(What the task requires) Word for word, reproduce the data that follows.

App and web page records:
= Beginning of Section =
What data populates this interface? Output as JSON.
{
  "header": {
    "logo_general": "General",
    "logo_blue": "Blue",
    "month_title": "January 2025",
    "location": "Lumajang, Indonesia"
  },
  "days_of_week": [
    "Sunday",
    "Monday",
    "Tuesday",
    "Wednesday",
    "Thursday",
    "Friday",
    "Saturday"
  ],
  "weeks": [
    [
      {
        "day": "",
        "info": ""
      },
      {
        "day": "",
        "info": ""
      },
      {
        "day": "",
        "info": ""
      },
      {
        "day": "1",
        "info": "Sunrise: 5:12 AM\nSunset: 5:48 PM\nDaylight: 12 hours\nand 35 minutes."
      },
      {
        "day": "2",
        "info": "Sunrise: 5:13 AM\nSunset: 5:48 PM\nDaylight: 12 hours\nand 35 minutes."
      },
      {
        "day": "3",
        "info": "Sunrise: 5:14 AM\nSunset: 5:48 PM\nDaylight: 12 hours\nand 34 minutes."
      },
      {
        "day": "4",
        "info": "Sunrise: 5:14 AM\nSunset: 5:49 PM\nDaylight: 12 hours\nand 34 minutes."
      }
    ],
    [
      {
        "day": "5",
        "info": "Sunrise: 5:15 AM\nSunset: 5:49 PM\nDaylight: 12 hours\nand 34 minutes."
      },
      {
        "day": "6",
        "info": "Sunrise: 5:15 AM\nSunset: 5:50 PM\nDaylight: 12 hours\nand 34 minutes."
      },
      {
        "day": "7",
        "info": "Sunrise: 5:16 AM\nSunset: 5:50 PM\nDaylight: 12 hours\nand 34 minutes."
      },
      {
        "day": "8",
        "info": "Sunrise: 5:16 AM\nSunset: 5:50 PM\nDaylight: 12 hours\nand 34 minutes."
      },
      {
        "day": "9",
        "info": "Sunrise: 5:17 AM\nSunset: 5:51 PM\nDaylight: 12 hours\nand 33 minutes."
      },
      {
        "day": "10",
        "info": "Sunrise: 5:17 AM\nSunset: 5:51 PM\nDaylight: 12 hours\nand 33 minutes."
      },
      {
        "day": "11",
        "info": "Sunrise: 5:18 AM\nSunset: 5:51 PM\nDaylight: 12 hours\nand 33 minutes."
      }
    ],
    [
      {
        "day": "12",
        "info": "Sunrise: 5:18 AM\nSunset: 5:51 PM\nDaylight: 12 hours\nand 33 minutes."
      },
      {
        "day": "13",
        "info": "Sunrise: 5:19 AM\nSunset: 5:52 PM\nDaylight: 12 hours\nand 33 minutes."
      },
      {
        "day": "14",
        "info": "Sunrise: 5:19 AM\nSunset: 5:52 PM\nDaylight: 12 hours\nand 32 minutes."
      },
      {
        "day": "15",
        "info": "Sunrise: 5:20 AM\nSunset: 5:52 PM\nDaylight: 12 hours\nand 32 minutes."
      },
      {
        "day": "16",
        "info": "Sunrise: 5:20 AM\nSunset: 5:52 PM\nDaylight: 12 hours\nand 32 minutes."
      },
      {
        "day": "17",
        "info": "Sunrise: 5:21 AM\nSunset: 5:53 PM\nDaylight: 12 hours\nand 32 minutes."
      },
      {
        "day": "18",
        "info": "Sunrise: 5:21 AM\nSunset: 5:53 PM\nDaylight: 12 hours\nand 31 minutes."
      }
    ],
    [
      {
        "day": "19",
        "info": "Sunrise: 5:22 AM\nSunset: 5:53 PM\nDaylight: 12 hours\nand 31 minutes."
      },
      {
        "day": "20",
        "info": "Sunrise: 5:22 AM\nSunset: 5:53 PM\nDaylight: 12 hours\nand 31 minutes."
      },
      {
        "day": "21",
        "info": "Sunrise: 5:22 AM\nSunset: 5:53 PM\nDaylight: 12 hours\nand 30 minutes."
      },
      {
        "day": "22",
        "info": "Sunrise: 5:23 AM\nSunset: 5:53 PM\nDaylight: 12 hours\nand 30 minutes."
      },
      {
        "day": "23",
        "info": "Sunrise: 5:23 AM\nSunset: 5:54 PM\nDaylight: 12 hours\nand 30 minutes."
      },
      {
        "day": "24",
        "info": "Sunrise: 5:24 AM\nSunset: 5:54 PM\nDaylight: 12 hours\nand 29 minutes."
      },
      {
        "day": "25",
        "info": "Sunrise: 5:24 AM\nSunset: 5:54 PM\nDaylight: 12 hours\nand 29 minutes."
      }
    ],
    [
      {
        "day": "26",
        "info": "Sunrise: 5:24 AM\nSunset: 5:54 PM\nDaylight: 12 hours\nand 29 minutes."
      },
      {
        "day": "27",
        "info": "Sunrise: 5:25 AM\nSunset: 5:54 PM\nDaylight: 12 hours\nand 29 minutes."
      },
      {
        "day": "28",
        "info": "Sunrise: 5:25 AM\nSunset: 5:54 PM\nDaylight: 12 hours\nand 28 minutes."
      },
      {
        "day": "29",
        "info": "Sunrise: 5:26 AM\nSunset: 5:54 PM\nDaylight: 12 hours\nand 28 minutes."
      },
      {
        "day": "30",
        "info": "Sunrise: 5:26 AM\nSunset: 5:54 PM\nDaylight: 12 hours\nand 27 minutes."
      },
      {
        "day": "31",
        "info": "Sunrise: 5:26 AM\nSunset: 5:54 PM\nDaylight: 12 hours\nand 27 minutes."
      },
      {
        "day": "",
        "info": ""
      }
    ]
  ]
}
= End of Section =
(Result)
What data populates this interface? Output as JSON.
{
  "header": {
    "logo_general": "General",
    "logo_blue": "Blue",
    "month_title": "January 2025",
    "location": "Lumajang, Indonesia"
  },
  "days_of_week": [
    "Sunday",
    "Monday",
    "Tuesday",
    "Wednesday",
    "Thursday",
    "Friday",
    "Saturday"
  ],
  "weeks": [
    [
      {
        "day": "",
        "info": ""
      },
      {
        "day": "",
        "info": ""
      },
      {
        "day": "",
        "info": ""
      },
      {
        "day": "1",
        "info": "Sunrise: 5:12 AM\nSunset: 5:48 PM\nDaylight: 12 hours\nand 35 minutes."
      },
      {
        "day": "2",
        "info": "Sunrise: 5:13 AM\nSunset: 5:48 PM\nDaylight: 12 hours\nand 35 minutes."
      },
      {
        "day": "3",
        "info": "Sunrise: 5:14 AM\nSunset: 5:48 PM\nDaylight: 12 hours\nand 34 minutes."
      },
      {
        "day": "4",
        "info": "Sunrise: 5:14 AM\nSunset: 5:49 PM\nDaylight: 12 hours\nand 34 minutes."
      }
    ],
    [
      {
        "day": "5",
        "info": "Sunrise: 5:15 AM\nSunset: 5:49 PM\nDaylight: 12 hours\nand 34 minutes."
      },
      {
        "day": "6",
        "info": "Sunrise: 5:15 AM\nSunset: 5:50 PM\nDaylight: 12 hours\nand 34 minutes."
      },
      {
        "day": "7",
        "info": "Sunrise: 5:16 AM\nSunset: 5:50 PM\nDaylight: 12 hours\nand 34 minutes."
      },
      {
        "day": "8",
        "info": "Sunrise: 5:16 AM\nSunset: 5:50 PM\nDaylight: 12 hours\nand 34 minutes."
      },
      {
        "day": "9",
        "info": "Sunrise: 5:17 AM\nSunset: 5:51 PM\nDaylight: 12 hours\nand 33 minutes."
      },
      {
        "day": "10",
        "info": "Sunrise: 5:17 AM\nSunset: 5:51 PM\nDaylight: 12 hours\nand 33 minutes."
      },
      {
        "day": "11",
        "info": "Sunrise: 5:18 AM\nSunset: 5:51 PM\nDaylight: 12 hours\nand 33 minutes."
      }
    ],
    [
      {
        "day": "12",
        "info": "Sunrise: 5:18 AM\nSunset: 5:51 PM\nDaylight: 12 hours\nand 33 minutes."
      },
      {
        "day": "13",
        "info": "Sunrise: 5:19 AM\nSunset: 5:52 PM\nDaylight: 12 hours\nand 33 minutes."
      },
      {
        "day": "14",
        "info": "Sunrise: 5:19 AM\nSunset: 5:52 PM\nDaylight: 12 hours\nand 32 minutes."
      },
      {
        "day": "15",
        "info": "Sunrise: 5:20 AM\nSunset: 5:52 PM\nDaylight: 12 hours\nand 32 minutes."
      },
      {
        "day": "16",
        "info": "Sunrise: 5:20 AM\nSunset: 5:52 PM\nDaylight: 12 hours\nand 32 minutes."
      },
      {
        "day": "17",
        "info": "Sunrise: 5:21 AM\nSunset: 5:53 PM\nDaylight: 12 hours\nand 32 minutes."
      },
      {
        "day": "18",
        "info": "Sunrise: 5:21 AM\nSunset: 5:53 PM\nDaylight: 12 hours\nand 31 minutes."
      }
    ],
    [
      {
        "day": "19",
        "info": "Sunrise: 5:22 AM\nSunset: 5:53 PM\nDaylight: 12 hours\nand 31 minutes."
      },
      {
        "day": "20",
        "info": "Sunrise: 5:22 AM\nSunset: 5:53 PM\nDaylight: 12 hours\nand 31 minutes."
      },
      {
        "day": "21",
        "info": "Sunrise: 5:22 AM\nSunset: 5:53 PM\nDaylight: 12 hours\nand 30 minutes."
      },
      {
        "day": "22",
        "info": "Sunrise: 5:23 AM\nSunset: 5:53 PM\nDaylight: 12 hours\nand 30 minutes."
      },
      {
        "day": "23",
        "info": "Sunrise: 5:23 AM\nSunset: 5:54 PM\nDaylight: 12 hours\nand 30 minutes."
      },
      {
        "day": "24",
        "info": "Sunrise: 5:24 AM\nSunset: 5:54 PM\nDaylight: 12 hours\nand 29 minutes."
      },
      {
        "day": "25",
        "info": "Sunrise: 5:24 AM\nSunset: 5:54 PM\nDaylight: 12 hours\nand 29 minutes."
      }
    ],
    [
      {
        "day": "26",
        "info": "Sunrise: 5:24 AM\nSunset: 5:54 PM\nDaylight: 12 hours\nand 29 minutes."
      },
      {
        "day": "27",
        "info": "Sunrise: 5:25 AM\nSunset: 5:54 PM\nDaylight: 12 hours\nand 29 minutes."
      },
      {
        "day": "28",
        "info": "Sunrise: 5:25 AM\nSunset: 5:54 PM\nDaylight: 12 hours\nand 28 minutes."
      },
      {
        "day": "29",
        "info": "Sunrise: 5:26 AM\nSunset: 5:54 PM\nDaylight: 12 hours\nand 28 minutes."
      },
      {
        "day": "30",
        "info": "Sunrise: 5:26 AM\nSunset: 5:54 PM\nDaylight: 12 hours\nand 27 minutes."
      },
      {
        "day": "31",
        "info": "Sunrise: 5:26 AM\nSunset: 5:54 PM\nDaylight: 12 hours\nand 27 minutes."
      },
      {
        "day": "",
        "info": ""
      }
    ]
  ]
}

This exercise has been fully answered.